By Francis Scarcella
The Daily Item
SUNBURY — They may not be a lap dog but don’t let some newspaper article from more than 40 years ago turn you away from adopting or owning the feared Pitbull.
A 1972 article in a national publication said there was a dog bite epidemic in the United States and the accompanying photo was that of a pitbull, said 40-year dog trainer Mark Cusick, of Lewisburg.
“It was started then and people continue to believe pitbulls are a violent dog,” he said. “That is just not true.”
In the last three months, The Daily Item has published nearly 40 images of pitbulls available for adoption at Valley shelters.
“That’s because they are a popular breed,” Cusick said. “Pitbulls make up 20 to 40 percent of the entire dog population in this country.”
The fear of having a pitbull as a house pet is common but Cusick said that trend needs to end.
“I own two myself. I use one as a hunting dog and I was told by everyone that the dog would never work because he would attack everything and it just wouldn’t work. I have yet to see any signs that would happen.”
Even a veterinarian agreed.
“They just have a bad rap,” Dr. Rachel Lawn, of the Sunbury Animal Hospital said. “The stigma for violence is because of what you read about dog fights.”
Cusick said if a pitbull bites someone it will make news in every way possible, but when another dog attacks it is not reported.
“You always hear about the pitbull,” he said. “You don’t ever hear about the Golden Retriever that bites.”
Which led Cusick to provide numbers reported from animal hospitals throughout the country, he said. The No. 1 dog that was reported to have bite individuals was the German Shepherd, Cusick said.
“The number two was a Chow Chow and the third dog was a Golden Retriever,” he said.
“The pitbull was listed at number 26. And if you take into account that the pitbull makes up that 20 to 40 percent of the entire dog population, then you can understand the numbers.”
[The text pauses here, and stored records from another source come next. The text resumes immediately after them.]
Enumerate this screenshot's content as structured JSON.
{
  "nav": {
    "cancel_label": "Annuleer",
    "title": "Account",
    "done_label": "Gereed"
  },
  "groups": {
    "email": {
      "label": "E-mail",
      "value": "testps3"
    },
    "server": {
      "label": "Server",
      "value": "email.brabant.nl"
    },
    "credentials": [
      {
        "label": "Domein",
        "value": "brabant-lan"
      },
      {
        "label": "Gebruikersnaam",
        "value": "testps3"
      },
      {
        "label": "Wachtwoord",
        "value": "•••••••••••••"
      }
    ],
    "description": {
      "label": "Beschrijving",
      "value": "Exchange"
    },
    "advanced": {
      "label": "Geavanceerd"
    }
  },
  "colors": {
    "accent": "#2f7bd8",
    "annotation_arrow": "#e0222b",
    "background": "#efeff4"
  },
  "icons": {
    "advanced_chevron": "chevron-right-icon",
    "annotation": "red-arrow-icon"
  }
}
Even the SPCA in Danville, agreed the pitbull could be a great pet.
“We have several up for adoption,” Keryl Hausmann, office director said. “Because they are popular and people breed them all the time.”
Hausmann said she does believe that the pitbull is not always bred on the right terms.
“Some do it because they are making money off the dogs,” she said. “So they sell what they can and then they give the rest of the litter away. That means someone who wasn’t serious about having one is getting the dog and then realizing it is work and they are bringing them to us.”
“They try to make a quick buck,” he said. “There could be 6 to 12 puppies in 63 days and people don’t realize the amount of time needed with those puppies.”
Cusick said that is where the pitbull or any dog could become temperamental.
“They need attention,” he said. “It’s like anything else that is left alone or not attended to. They could go off.”
Cusick said another reason the pitbull gets a bad reputation is because of their size.
“They are a big dog,” he said. “They are not a dog that is all fluffy. They are strong. So if a child hits a tea cup Poodle it probably won’t end up with a hospital visit. But when you try that with a pitbull because of the size and strength they have the results aren’t the same.”
It all comes down to training, Cusick.
“I have trained several,” he said. “These dogs are good dogs and loyal dogs. They get this rap for being bad and it’s just not true.”